If you want to know how to get started in a community college, from how to transfer in to whether or not you should consider them, then you'll find the information you want in this article.

Many students attending community colleges start out knowing that they will eventually transfer to a four-year school to get their bachelor's degree. There are several reasons you may want to consider this route, too.

Why community college might be best for you

Upon graduating from high school, you may not have defined career goals. Not wanting to put your education on hold, you may prefer to avoid paying huge tuition bills while trying to "find yourself." As the cost of a university education escalates each year, the option of spending your freshman and sophomore years at a two-year college can be a great way to get started.

You may also consider attending a junior college if you are unable to meet the initial entrance standards required by the four-year school of your choice. Some of these standards, such as a specified grade point average (GPA), standardized test scores, or knowledge of specific academic subjects, can be remedied at a two-year college. Students who have opted to do this praise community colleges for giving them the chance to be academically "born again."

Transferring from a two-year college to a four-year college

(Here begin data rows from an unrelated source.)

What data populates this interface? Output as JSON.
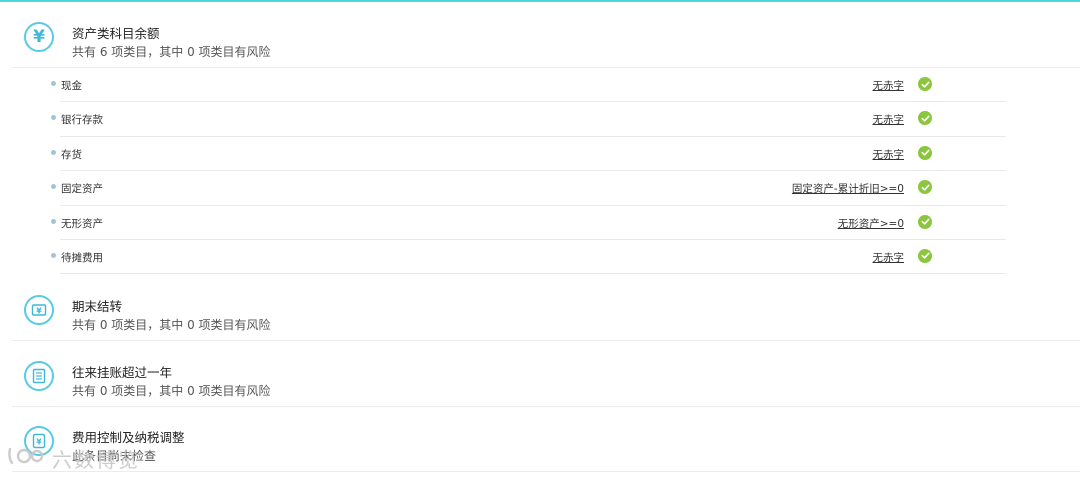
{
  "sections": [
    {
      "title": "资产类科目余额",
      "subtitle": "共有 6 项类目，其中 0 项类目有风险",
      "icon": "yuan-icon",
      "items": [
        {
          "label": "现金",
          "rule": "无赤字",
          "status": "ok"
        },
        {
          "label": "银行存款",
          "rule": "无赤字",
          "status": "ok"
        },
        {
          "label": "存货",
          "rule": "无赤字",
          "status": "ok"
        },
        {
          "label": "固定资产",
          "rule": "固定资产-累计折旧>=0",
          "status": "ok"
        },
        {
          "label": "无形资产",
          "rule": "无形资产>=0",
          "status": "ok"
        },
        {
          "label": "待摊费用",
          "rule": "无赤字",
          "status": "ok"
        }
      ]
    },
    {
      "title": "期末结转",
      "subtitle": "共有 0 项类目，其中 0 项类目有风险",
      "icon": "money-card-icon"
    },
    {
      "title": "往来挂账超过一年",
      "subtitle": "共有 0 项类目，其中 0 项类目有风险",
      "icon": "document-list-icon"
    },
    {
      "title": "费用控制及纳税调整",
      "subtitle": "此条目尚未检查",
      "icon": "receipt-icon"
    }
  ],
  "watermark": {
    "text": "六数博览"
  },
  "colors": {
    "accent": "#4dd6d6",
    "icon": "#57cbe3",
    "ok": "#8cc63f"
  }
}
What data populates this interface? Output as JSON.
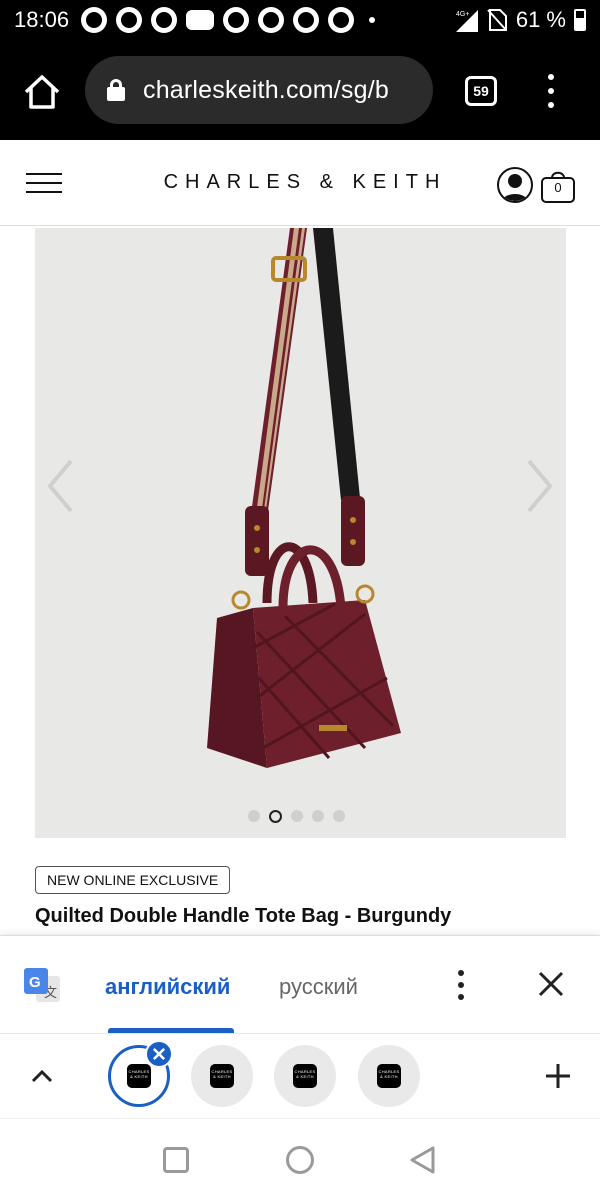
{
  "status_bar": {
    "time": "18:06",
    "network": "4G+",
    "battery": "61 %",
    "notification_icons": [
      "whatsapp-icon",
      "messages-icon",
      "app-icon",
      "youtube-icon",
      "instagram-icon",
      "threads-icon",
      "threads-icon",
      "instagram-icon"
    ]
  },
  "browser": {
    "url": "charleskeith.com/sg/b",
    "tab_count": "59"
  },
  "site": {
    "logo": "CHARLES & KEITH",
    "cart_count": "0"
  },
  "product": {
    "badge": "NEW ONLINE EXCLUSIVE",
    "title": "Quilted Double Handle Tote Bag - Burgundy",
    "image_count": 5,
    "active_image": 1
  },
  "translate_bar": {
    "source_language": "английский",
    "target_language": "русский"
  },
  "tabs": {
    "favicon_text": "CHARLES & KEITH",
    "count": 4
  },
  "colors": {
    "accent": "#1a5fc4",
    "bag": "#6e1f2c",
    "image_bg": "#e8e8e7"
  }
}
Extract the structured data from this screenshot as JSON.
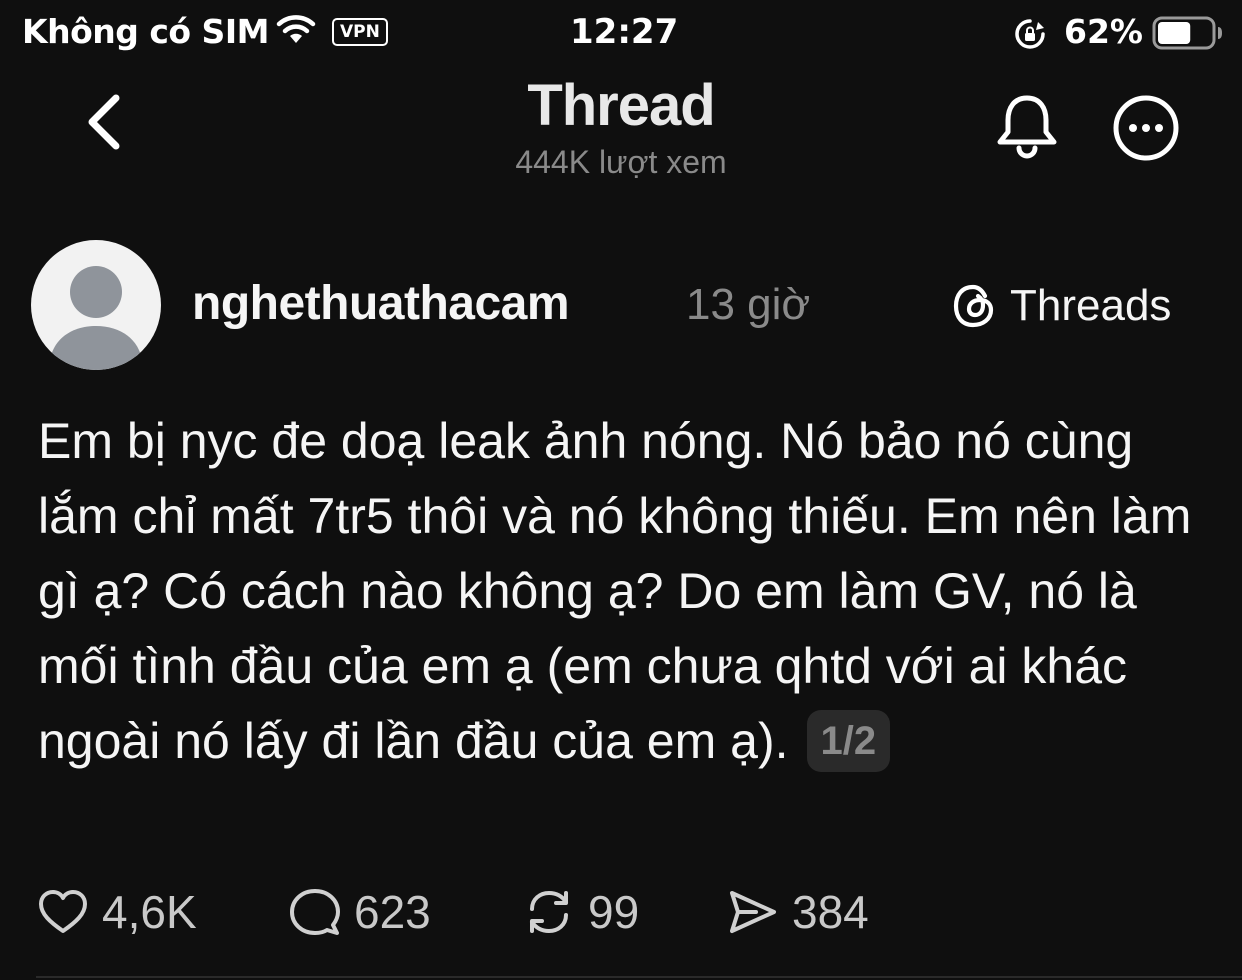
{
  "status_bar": {
    "carrier": "Không có SIM",
    "vpn": "VPN",
    "time": "12:27",
    "battery_percent": "62%",
    "battery_level": 0.62
  },
  "header": {
    "title": "Thread",
    "views": "444K lượt xem"
  },
  "post": {
    "username": "nghethuathacam",
    "time_ago": "13 giờ",
    "source_label": "Threads",
    "text": "Em bị nyc đe doạ leak ảnh nóng. Nó bảo nó cùng lắm chỉ mất 7tr5 thôi và nó không thiếu. Em nên làm gì ạ? Có cách nào không ạ? Do em làm GV, nó là mối tình đầu của em ạ (em chưa qhtd với ai khác ngoài nó lấy đi lần đầu của em ạ).",
    "page_indicator": "1/2"
  },
  "actions": {
    "likes": "4,6K",
    "comments": "623",
    "reposts": "99",
    "shares": "384"
  },
  "icons": {
    "back": "chevron-left-icon",
    "bell": "bell-icon",
    "more": "more-icon",
    "like": "heart-icon",
    "comment": "comment-icon",
    "repost": "repost-icon",
    "share": "send-icon"
  }
}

If your plan is to attend a junior college with the ultimate goal of transferring to a four-year school, you will be pleased to know that the importance of the community college path to a bachelor's degree is recognized by all segments of higher education. As a result, many junior colleges have revised their course outlines and established new courses in order to comply with the offerings of the universities.

Institutional improvements to simplify transferring credits have also occurred at both the two- and four-year levels. The generous transfer policies of the Pennsylvania, New York, and Florida state university systems, for example, reflect this attitude. These systems accept all credits from students who have graduated from accredited community colleges.

Develop a community college transfer plan early

If you are thinking about moving from a junior college to a four-year university, the sooner you make up your mind, the better positioned you'll be to transfer successfully. The ideal time to make this decision is before you register at your two-year school. A counselor can help you select your classes with the goal of fulfilling the requirements needed for your major course of study.

Naturally, it is not always possible to plan your transferring strategy that far in advance, but keep in mind that the key to a successful transfer is preparation, and preparation takes time.

Prepare to transfer from community colleges

The first thing you need to do is gather your high school and community college transcripts. Compare their contents with the admission criteria of your chosen school. If you meet the requirements, file an application as far in advance of the deadline as possible. This will most likely include requesting that your former schools send official transcripts to the admission office of the school you plan to attend.

Review your transfer program with the head of your new department as soon as you have decided to transfer to determine the recommended general education pattern and necessary preparation for your major. At your present school, take the courses you will need to meet transfer requirements for the new one.

Junior college can help you meet requirements

Admission requirements for most four-year institutions vary. Usually, you will need to show satisfactory test scores, an academic record up to a certain standard, and completion of specific subject matter.

Transfer students can be eligible to enter a four-year school in a number of ways: by having been eligible for admission directly upon graduation from high school, by making up shortcomings in grades (or in subject matter not covered in high school) at a community college, or by satisfactory completion of necessary courses or credit hours at another postsecondary institution.

Ordinarily, students coming from junior colleges or from other four-year institutions must meet or exceed the receiving institution's standards for freshmen and show appropriate college-level course work taken since high school.